Do you have a hero in your neighborhood? Leave us a comment and tell us about it!
You can also hear more about the Charles North Vision Plan today on Midday with Dan Rodricks on WYPR from 1-2 p.m.

Friday, December 5, 2008

Coming Up: A New Waverly Middle School

By Karen DeCamp, Assistant Director of Public Education, Advocacy, and Outreach, GHCC

Waverly student Zahaire Calloway at a January 2008 school clean-up

Bebe Verdery of the ACLU of Maryland blogged on the Open Society Institute’s Audacious Ideas blog about her dream of rebuilding Baltimore’s aging schools into new green schools, full of natural light to inspire and nurture children. Well – that dream is becoming a reality at Waverly Elementary/Middle School, where architects have been hired to design the new $22 million middle school wing and elementary renovations. State funding for this was won by a persistent, committed group of stakeholders and assisted by GHCC. This new building will replace the woefully inadequate Venable middle school building.

The architects, D.C.-area firm Grimm + Parker, have met with a group from the community and are planning a larger public meeting in January to collect community input. Their plan is to build Waverly’s addition at LEED Silver status, a green building designation that means the design will incorporate environmentally friendly features. Stay tuned to future posts and look for community notices of the January public meeting, so you can be heard on what kind of school Waverly should be.

Wednesday, December 3, 2008

Schools + Renovations = Stronger Neighborhoods

A mural at Dallas F. Nicholas, Sr. Elementary School

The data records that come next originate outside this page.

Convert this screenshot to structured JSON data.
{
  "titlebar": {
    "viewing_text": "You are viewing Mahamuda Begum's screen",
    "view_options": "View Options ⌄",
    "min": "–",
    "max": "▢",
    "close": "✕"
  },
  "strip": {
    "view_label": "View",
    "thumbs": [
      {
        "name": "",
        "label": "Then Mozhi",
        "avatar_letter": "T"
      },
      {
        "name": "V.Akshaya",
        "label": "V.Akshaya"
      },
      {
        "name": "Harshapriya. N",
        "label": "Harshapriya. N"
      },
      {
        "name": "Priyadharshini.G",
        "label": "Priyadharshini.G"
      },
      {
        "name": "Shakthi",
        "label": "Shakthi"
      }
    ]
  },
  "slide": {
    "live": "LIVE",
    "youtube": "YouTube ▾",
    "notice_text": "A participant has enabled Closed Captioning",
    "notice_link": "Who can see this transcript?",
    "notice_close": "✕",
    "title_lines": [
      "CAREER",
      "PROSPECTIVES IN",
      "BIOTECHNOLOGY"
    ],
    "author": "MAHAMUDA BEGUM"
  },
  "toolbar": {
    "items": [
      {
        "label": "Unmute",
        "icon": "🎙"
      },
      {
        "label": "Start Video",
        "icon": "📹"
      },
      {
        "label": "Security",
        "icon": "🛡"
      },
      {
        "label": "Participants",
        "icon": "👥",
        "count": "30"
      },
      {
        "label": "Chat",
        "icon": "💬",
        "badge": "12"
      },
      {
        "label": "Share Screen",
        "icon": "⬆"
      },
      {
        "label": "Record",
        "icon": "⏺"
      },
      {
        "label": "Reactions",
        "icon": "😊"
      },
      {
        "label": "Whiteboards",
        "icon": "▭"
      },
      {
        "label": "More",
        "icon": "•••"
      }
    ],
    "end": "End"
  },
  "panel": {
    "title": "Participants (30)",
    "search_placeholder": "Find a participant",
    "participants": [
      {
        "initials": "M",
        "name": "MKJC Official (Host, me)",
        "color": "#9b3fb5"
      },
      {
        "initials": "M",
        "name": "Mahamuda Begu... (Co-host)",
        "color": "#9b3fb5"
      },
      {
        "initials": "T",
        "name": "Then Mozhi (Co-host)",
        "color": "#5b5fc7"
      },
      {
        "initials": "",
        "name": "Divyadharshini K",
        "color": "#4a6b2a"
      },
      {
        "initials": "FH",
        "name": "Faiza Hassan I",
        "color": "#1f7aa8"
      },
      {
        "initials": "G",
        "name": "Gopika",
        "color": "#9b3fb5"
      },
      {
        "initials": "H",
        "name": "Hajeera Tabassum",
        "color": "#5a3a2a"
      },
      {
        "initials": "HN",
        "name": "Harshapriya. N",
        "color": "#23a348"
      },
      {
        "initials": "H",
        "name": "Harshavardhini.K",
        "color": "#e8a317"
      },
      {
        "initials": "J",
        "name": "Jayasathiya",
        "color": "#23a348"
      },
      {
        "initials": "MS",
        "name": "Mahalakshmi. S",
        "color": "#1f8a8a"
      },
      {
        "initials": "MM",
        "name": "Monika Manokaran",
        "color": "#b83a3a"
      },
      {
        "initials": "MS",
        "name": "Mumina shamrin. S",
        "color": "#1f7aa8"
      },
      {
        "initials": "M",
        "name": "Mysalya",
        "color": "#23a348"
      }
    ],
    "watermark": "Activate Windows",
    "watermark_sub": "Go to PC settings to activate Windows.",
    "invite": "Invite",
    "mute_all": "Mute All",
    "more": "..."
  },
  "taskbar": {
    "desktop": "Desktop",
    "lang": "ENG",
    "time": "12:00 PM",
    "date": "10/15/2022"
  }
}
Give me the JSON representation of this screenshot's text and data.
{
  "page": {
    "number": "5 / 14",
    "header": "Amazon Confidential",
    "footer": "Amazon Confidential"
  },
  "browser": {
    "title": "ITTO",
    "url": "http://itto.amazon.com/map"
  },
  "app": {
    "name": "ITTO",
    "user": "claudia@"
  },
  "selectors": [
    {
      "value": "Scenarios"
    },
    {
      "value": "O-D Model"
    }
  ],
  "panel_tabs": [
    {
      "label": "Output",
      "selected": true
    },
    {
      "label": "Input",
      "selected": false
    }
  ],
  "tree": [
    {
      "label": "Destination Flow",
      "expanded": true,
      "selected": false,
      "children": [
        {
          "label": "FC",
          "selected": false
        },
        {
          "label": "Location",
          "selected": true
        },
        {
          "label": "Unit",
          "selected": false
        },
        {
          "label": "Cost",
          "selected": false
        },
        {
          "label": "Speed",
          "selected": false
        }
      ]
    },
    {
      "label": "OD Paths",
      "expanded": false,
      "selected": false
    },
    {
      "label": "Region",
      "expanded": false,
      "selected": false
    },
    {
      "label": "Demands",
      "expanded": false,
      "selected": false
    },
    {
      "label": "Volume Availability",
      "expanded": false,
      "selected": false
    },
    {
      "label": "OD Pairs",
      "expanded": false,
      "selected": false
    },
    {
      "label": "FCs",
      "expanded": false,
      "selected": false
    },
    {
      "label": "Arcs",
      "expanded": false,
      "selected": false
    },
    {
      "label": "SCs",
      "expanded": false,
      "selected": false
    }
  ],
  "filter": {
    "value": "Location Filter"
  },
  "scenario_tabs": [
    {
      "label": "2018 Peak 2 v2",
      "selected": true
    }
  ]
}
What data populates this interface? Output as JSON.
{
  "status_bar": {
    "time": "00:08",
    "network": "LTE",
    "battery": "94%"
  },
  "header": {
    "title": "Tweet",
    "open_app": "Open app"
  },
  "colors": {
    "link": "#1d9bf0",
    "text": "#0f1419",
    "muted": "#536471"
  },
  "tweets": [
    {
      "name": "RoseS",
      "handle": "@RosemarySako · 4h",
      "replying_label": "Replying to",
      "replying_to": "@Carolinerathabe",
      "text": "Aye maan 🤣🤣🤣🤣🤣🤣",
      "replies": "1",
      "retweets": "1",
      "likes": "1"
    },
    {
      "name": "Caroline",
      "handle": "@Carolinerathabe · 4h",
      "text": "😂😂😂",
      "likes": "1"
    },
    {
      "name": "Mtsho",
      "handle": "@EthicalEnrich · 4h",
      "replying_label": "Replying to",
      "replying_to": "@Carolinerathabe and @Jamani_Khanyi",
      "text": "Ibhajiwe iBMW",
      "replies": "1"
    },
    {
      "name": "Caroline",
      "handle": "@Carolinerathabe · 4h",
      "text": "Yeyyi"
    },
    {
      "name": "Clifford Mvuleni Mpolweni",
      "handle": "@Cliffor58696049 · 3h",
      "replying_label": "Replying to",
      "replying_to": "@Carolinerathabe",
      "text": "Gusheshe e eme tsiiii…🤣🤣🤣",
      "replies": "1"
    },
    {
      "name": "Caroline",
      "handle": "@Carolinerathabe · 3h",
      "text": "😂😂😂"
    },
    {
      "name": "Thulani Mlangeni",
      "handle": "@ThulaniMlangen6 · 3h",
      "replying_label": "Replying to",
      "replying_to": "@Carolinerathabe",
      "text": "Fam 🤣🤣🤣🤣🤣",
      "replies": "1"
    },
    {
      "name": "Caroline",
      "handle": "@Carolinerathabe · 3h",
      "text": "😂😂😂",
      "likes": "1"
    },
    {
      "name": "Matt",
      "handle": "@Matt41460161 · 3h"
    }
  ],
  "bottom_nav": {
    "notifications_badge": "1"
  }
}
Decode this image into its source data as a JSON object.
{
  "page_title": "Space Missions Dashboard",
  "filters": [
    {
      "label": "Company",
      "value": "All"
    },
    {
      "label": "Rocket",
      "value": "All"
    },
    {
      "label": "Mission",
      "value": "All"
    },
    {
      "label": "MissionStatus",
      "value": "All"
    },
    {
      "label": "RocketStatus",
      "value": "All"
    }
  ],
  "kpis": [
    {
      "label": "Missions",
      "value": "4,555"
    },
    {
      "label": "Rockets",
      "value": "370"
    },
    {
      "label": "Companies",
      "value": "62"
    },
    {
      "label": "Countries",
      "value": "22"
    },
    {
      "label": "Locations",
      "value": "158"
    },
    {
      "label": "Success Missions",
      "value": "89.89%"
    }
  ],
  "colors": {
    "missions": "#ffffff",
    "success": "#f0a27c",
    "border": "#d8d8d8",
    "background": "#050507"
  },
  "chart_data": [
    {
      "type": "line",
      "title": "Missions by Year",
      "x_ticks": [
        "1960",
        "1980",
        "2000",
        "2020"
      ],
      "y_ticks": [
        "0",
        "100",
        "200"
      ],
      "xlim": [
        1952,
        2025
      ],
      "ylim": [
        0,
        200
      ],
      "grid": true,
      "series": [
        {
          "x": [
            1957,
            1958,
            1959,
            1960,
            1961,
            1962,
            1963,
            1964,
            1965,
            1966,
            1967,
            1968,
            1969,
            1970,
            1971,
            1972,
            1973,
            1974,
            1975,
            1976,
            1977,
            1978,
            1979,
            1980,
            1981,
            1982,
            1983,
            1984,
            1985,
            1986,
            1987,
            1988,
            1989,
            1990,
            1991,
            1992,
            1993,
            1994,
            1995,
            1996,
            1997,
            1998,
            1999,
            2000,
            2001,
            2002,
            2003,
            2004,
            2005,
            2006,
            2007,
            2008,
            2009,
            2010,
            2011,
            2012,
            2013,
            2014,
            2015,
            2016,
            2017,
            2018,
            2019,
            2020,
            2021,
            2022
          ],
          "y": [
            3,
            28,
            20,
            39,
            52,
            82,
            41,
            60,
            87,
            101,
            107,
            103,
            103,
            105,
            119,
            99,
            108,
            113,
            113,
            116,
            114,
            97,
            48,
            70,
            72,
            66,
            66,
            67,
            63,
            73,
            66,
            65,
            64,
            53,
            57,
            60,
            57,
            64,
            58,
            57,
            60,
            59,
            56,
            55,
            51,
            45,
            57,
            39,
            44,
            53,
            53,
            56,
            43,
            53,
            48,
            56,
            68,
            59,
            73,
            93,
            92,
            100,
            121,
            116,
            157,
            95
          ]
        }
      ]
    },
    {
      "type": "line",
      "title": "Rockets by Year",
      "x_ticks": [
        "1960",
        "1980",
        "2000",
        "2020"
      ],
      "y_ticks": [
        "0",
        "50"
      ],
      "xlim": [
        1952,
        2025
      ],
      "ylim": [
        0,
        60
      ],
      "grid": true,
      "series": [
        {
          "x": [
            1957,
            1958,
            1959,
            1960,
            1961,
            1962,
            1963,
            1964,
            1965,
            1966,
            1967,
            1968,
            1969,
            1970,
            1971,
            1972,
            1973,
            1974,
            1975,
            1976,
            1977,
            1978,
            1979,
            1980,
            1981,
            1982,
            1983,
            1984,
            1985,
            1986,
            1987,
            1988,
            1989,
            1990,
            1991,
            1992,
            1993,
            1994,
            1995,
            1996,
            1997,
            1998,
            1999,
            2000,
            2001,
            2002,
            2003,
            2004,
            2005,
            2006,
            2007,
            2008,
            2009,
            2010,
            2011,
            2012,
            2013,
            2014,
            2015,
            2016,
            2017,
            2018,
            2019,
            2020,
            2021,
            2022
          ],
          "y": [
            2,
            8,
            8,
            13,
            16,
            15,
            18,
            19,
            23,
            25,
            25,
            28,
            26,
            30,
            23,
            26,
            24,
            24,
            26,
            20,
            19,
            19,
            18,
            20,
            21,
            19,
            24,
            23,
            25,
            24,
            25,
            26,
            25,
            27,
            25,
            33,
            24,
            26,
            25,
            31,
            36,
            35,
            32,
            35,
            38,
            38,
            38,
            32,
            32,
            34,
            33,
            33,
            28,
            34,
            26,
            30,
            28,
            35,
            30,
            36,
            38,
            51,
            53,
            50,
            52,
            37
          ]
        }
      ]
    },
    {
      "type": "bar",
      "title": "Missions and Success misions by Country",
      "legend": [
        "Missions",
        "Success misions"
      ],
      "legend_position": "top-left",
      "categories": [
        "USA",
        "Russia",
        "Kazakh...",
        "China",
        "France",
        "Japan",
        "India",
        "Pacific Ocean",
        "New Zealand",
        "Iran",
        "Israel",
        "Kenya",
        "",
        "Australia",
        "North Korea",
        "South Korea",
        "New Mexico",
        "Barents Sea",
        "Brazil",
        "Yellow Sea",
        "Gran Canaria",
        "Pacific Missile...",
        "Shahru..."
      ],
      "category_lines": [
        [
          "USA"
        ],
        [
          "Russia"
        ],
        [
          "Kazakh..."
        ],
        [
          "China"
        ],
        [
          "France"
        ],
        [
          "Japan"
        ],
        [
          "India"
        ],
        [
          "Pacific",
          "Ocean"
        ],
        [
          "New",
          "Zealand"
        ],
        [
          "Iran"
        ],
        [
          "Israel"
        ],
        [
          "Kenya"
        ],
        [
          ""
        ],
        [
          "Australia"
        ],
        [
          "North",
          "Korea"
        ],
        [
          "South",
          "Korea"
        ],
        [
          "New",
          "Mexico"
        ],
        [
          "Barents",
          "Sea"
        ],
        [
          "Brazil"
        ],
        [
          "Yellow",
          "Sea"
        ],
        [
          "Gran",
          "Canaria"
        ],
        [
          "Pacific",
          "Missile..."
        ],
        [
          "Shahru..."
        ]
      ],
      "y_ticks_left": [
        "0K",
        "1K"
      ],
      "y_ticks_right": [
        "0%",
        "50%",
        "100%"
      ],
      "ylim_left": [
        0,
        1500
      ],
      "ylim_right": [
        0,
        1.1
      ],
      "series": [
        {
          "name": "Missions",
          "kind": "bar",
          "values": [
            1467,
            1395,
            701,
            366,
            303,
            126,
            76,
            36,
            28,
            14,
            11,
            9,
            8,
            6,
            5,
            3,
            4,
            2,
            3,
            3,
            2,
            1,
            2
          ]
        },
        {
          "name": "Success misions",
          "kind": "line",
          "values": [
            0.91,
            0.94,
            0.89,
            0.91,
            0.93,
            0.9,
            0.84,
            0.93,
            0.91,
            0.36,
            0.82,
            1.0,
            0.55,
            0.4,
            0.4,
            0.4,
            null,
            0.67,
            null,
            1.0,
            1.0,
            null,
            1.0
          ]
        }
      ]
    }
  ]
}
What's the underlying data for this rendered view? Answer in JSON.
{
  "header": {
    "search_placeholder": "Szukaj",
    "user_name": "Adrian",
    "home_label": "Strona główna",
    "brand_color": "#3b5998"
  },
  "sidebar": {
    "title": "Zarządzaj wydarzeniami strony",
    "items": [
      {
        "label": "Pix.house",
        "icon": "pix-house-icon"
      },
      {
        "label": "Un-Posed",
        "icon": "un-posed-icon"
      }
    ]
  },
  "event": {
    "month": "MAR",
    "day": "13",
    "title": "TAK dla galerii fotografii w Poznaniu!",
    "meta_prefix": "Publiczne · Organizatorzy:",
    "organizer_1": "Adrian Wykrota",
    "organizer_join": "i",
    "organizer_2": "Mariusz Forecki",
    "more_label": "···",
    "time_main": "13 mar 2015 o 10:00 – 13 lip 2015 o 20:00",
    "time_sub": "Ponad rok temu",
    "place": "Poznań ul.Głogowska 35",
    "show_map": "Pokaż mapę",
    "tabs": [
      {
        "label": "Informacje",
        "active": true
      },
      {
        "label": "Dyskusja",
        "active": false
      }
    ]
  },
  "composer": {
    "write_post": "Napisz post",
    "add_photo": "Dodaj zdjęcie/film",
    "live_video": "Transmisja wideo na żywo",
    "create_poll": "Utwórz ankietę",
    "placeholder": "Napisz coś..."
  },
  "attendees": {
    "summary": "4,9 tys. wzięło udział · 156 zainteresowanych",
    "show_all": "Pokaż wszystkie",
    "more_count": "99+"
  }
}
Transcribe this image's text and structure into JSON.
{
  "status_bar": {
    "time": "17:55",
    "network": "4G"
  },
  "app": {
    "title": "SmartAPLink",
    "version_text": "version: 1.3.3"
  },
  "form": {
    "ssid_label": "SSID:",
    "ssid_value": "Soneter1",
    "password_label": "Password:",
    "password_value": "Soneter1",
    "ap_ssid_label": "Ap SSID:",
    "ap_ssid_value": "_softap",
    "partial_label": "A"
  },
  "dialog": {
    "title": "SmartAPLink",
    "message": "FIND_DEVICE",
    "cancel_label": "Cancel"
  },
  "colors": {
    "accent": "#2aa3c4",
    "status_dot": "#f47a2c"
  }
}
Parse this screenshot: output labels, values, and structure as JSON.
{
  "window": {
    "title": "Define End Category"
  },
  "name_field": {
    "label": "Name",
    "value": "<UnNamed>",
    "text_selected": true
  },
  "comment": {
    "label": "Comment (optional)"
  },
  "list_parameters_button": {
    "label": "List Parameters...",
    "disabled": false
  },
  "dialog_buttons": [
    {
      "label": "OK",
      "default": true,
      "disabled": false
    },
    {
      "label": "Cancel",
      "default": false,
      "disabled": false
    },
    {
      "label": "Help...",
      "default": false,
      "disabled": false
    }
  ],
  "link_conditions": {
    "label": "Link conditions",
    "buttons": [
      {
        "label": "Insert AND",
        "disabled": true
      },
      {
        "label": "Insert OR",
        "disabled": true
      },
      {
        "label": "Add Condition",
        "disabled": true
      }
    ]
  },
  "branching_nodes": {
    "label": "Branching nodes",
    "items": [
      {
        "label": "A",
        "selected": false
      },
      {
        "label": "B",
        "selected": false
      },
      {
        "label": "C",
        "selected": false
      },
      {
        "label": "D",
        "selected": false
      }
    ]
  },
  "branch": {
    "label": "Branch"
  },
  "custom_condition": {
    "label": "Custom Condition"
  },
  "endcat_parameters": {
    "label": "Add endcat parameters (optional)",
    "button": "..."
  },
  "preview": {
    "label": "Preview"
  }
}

In this week's Audacious Ideas blog post for the Open Society Institute, Bebe Verdery writes about the impact that school facility improvements have not just on children but also on their surrounding communities. Verdery, who is the Education Reform Director for the ACLU of Maryland, notes that physical improvements to Baltimore schools create jobs as well as opportunities to incorporate new environmentally-friendly building techniques. And most of all, children deserve school buildings with the physical infrastructure they need in order to learn and do their best.

Monday, December 1, 2008

Light Up the Night on Waverly Main Street

If you're like us, you've been waiting all year for the return of holiday decorations, and the late Thanksgiving this year only made the wait longer. But on Friday, December 5, the wait is over as Waverly Main Street kicks off its holiday shopping season with a tree-lighting. Join us at 7 p.m. for carols, hot chocolate, and the lighting of the tree at 33rd Street and Greenmount Avenue.

The tree-lighting is part of Miracle on Main Streets, the shop-local campaign for all of the City's Main Streets. Shopping local and supporting the businesses that make our neighborhoods great, walkable communities is more important than ever this year. We hope you'll do some of your shopping on Waverly Main Street, for books, clothing, electronics, jewelry, and much more!

For more information about Waverly Main Street, click here.